Basically, SWOT analysis is a planning tool used in business administration and economics, but it can also be used in other activities.
The analysis relates to factors that can be influenced in an organisation’s own activities, but also to factors of external origin that cannot be influenced. To facilitate the SWOT analysis, several analytical templates are available. These are then adapted to in-house activities.
Based on the analysis, one can obtain an understanding of how the organisation can act and prioritise in order to develop, and what the organisation needs to do in the long term. Finally, SWOT allows time schedules to be attached to high priority activities.
Follow these steps,
- Carefully think about the activity. Write down all strengths and advantages that will benefit the gender equality efforts.
- Now write down all weaknesses, obstacles and problems that may make the gender equality efforts more difficult.

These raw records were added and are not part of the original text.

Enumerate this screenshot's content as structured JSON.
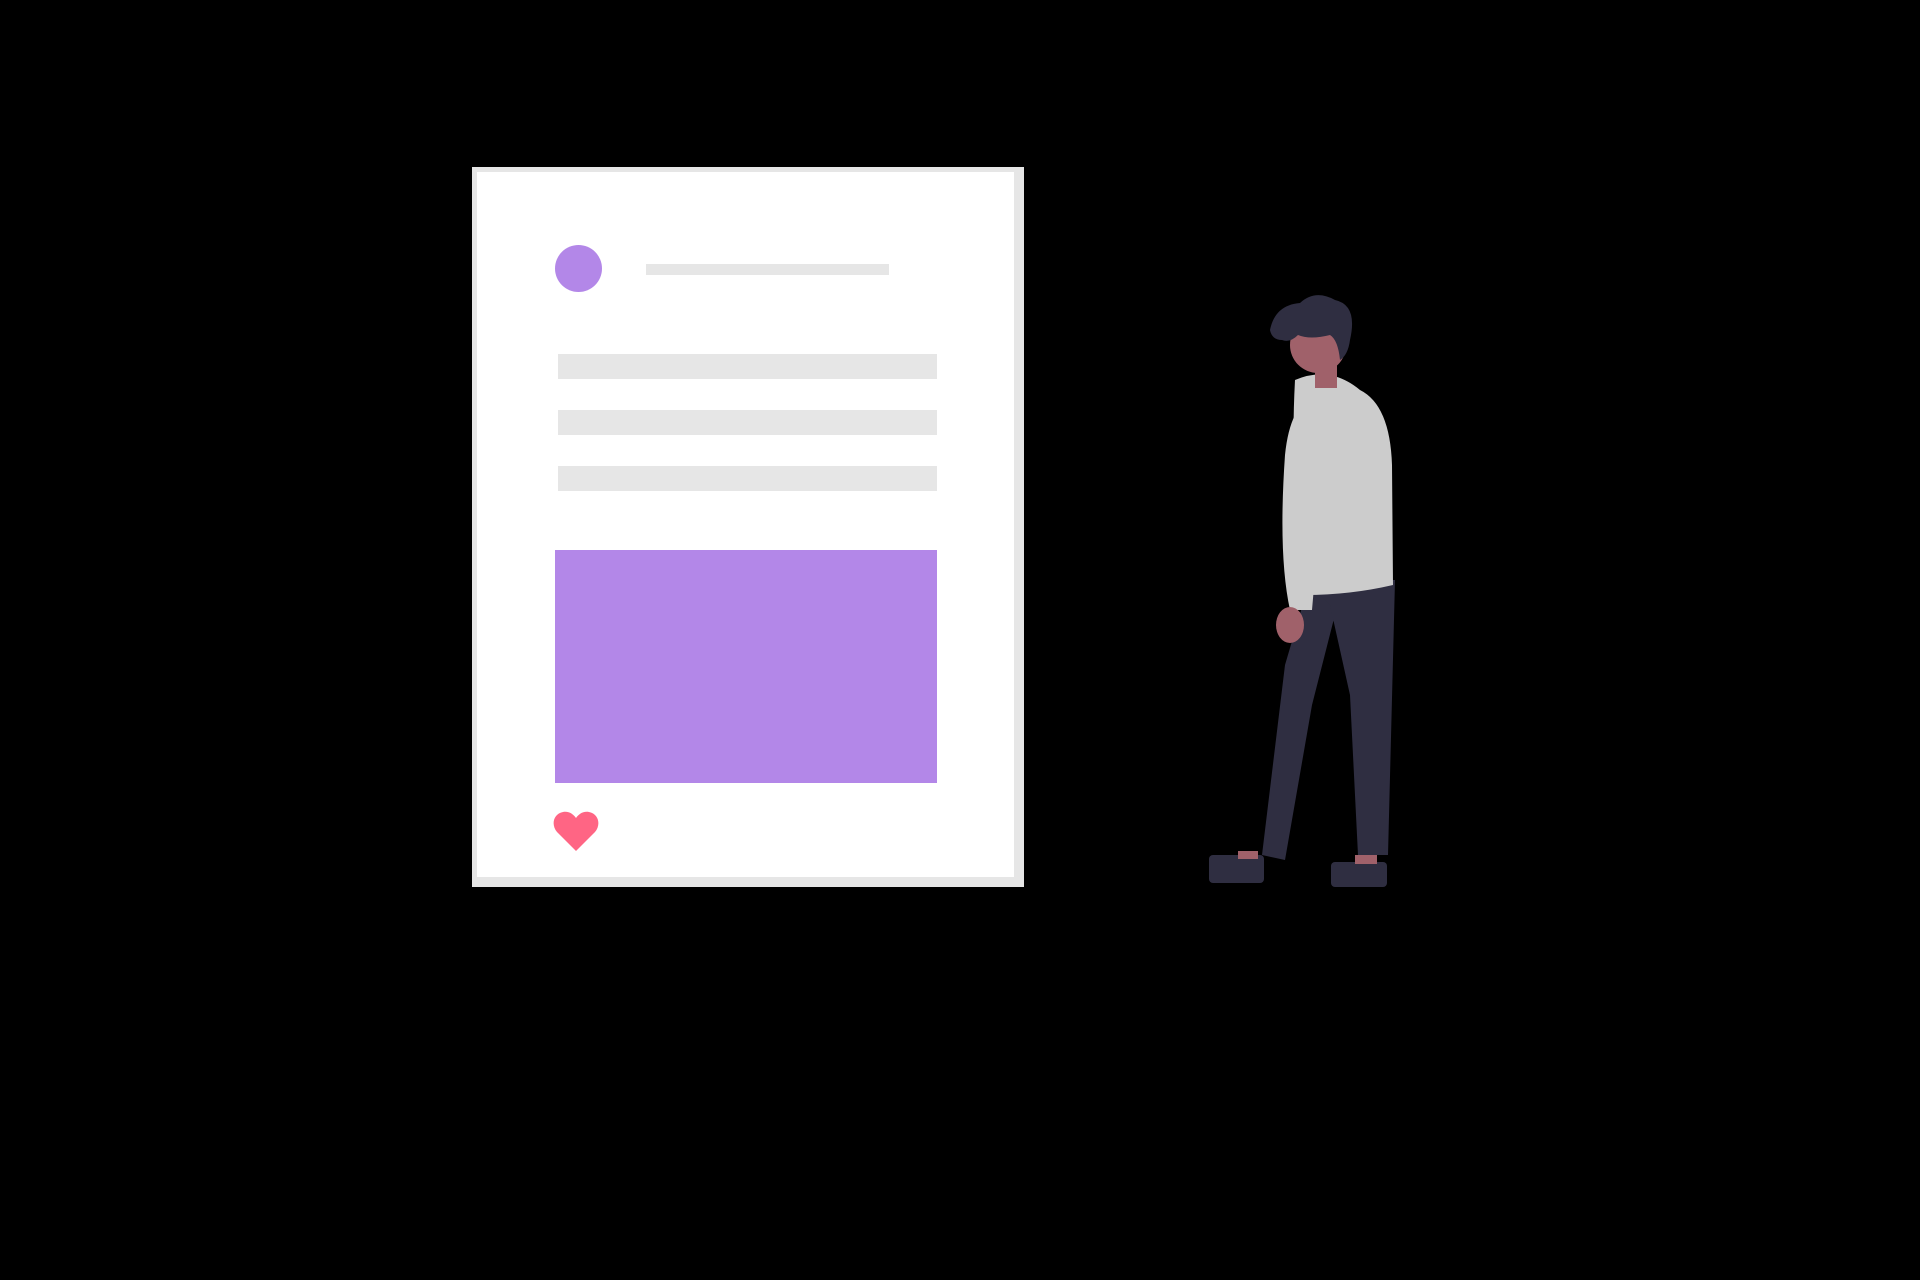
{
  "colors": {
    "background": "#000000",
    "card_border": "#e6e6e6",
    "card_fill": "#ffffff",
    "placeholder_line": "#e6e6e6",
    "accent_purple": "#b387e8",
    "heart": "#ff6584",
    "hair": "#2f2e41",
    "skin": "#a0616a",
    "shirt": "#cccccc",
    "pants": "#2f2e41",
    "shoes": "#2f2e41"
  },
  "post_card": {
    "avatar_icon": "avatar-circle",
    "like_icon": "heart-icon"
  },
  "person": {
    "icon": "standing-person-illustration"
  }
}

- Once this has been accomplished, review the current situation and discuss what is particularly important to nurture and hold on to for the future (Point 1 – Strengths) and which problems must be solved in the short- and long-run (Point 2 – Weaknesses).
- Then list all threats you can think of that may counteract the gender mainstreaming process. In so doing, it may be useful to return to the weaknesses identified earlier and exaggerate their seriousness; ask yourself, ‘What will happen if this problem is not solved?’
- List all threats you can think of that may help facilitate gender equality and gender mainstreaming. Brainstorm, think out of the box and be creative – try to think of anything that may end up benefitting your gender equality efforts.
- Work with points 4 and 5 in the same way you worked with point 3. Finally, develop a concrete action plan for the work ahead. Some recommended headings in the action plan are ‘Who, does what, by which date?’